Cold Sesame Noodle
Nothing like the thick and globby (if delicious) Chinese takeout sesame noodles. This is very fresh, almost garden-like, and flavorful. Perfect for a hot day. I wished we’d ordered two, because this may be the only overpriced dish on the menu, at $8.
Black Sesame Ice Cream
It tasted like frozen, creamy halvah in a bowl. Not too sweet. Just right. With that perfect fluffy homemade ice creamy consistency.
I’m a bit mystified by these, because the outside nori is battered and crisp, but the inside tuna is completely raw. With a little bean sprout salad, and wasabi sauce on the plate, this is probably the most well-to-do, tra-la-la dish. I missed the soy sauce, but they were excellent, and very beautiful.
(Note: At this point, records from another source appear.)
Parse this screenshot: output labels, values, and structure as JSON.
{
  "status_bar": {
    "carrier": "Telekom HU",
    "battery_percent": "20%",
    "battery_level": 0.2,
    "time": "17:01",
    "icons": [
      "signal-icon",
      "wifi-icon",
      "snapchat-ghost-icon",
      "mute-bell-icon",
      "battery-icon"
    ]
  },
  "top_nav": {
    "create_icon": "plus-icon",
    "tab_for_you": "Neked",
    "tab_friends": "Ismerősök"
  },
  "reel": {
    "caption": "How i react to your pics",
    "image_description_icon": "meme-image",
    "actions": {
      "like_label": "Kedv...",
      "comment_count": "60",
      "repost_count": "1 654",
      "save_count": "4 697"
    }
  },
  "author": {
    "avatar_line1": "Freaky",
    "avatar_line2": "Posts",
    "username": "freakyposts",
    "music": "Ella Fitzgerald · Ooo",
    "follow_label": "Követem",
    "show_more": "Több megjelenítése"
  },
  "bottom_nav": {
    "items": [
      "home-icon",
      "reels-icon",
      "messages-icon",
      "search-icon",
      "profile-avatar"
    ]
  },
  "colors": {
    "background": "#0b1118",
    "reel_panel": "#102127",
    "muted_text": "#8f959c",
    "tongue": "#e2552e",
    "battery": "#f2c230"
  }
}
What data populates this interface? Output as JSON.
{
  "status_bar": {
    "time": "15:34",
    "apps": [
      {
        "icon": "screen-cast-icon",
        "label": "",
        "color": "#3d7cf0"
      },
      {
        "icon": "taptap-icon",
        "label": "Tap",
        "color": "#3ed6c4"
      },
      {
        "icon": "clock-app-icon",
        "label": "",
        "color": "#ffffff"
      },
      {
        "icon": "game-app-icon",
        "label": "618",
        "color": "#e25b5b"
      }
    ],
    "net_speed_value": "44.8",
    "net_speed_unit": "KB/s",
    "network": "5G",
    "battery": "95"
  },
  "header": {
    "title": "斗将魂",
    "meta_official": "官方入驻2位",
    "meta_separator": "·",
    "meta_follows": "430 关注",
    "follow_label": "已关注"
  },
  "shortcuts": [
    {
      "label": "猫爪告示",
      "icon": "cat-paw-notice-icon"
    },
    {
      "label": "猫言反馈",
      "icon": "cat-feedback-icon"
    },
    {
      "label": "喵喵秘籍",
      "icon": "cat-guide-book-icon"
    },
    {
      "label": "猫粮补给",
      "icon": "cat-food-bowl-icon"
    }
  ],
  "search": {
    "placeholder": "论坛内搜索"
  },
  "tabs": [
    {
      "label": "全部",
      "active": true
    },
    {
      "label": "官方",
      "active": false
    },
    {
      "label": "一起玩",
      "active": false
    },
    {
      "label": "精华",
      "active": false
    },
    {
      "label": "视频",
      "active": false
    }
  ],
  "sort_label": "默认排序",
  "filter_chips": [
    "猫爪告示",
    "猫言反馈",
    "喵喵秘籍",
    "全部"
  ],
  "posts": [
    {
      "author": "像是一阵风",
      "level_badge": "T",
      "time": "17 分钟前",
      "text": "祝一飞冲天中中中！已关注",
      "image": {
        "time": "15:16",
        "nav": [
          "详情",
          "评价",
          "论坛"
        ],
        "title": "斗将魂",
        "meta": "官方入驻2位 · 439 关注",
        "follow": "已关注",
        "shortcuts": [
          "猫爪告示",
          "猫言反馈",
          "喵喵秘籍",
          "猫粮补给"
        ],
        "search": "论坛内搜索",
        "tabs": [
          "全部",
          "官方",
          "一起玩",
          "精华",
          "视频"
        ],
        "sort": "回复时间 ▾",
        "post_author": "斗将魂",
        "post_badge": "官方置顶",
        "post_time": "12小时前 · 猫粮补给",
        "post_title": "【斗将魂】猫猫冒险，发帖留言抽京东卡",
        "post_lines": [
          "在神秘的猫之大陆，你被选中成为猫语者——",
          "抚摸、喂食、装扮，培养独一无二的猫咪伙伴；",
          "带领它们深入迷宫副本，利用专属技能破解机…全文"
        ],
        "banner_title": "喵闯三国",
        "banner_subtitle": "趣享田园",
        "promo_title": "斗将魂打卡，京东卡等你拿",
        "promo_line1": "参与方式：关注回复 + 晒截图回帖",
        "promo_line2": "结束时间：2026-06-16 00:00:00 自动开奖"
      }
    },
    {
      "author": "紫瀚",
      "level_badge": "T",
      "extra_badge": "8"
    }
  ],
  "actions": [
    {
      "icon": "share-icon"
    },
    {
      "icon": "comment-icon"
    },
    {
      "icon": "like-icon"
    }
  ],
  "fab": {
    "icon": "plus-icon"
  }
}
Perhaps the most dietetic thing on the menu! Steamed Asian broccoli topped with truly fantastic oyster sauce (although, to me it tasted just like the hoisin sauce from the pork buns), and the perfect crunch of sesame seeds. The only way to improve it would be to stir-fry those broccolis!
Selling Ice to Eskimos
Like an Asian granita, this shaved ice is covered in lychee syrup, toasted coconut, and chunks of pineapple. It’s big enough for 4, and it’s not too sweet and refreshing.
Thick Rice Noodle
This is not my cup of tea, or broth, but that doesn’t mean you won’t like it. The beef was very tender, in great large chunks that fell apart in that perfect way when you bit into it. The soup very full, and meaty, and flavorful. Just too meaty for me.
Next time I go, I have to try the crispy tofu with rice flour, toasted coconut, and chili oil. And the cocktails, which have ingredients like yuzu bitters, chili infused vodka, aloe vera, and jasmine tea.
So sorry about the dark bottom right corner in these photos. My lens cracked, and I just noticed it at Mahjong. Apologies!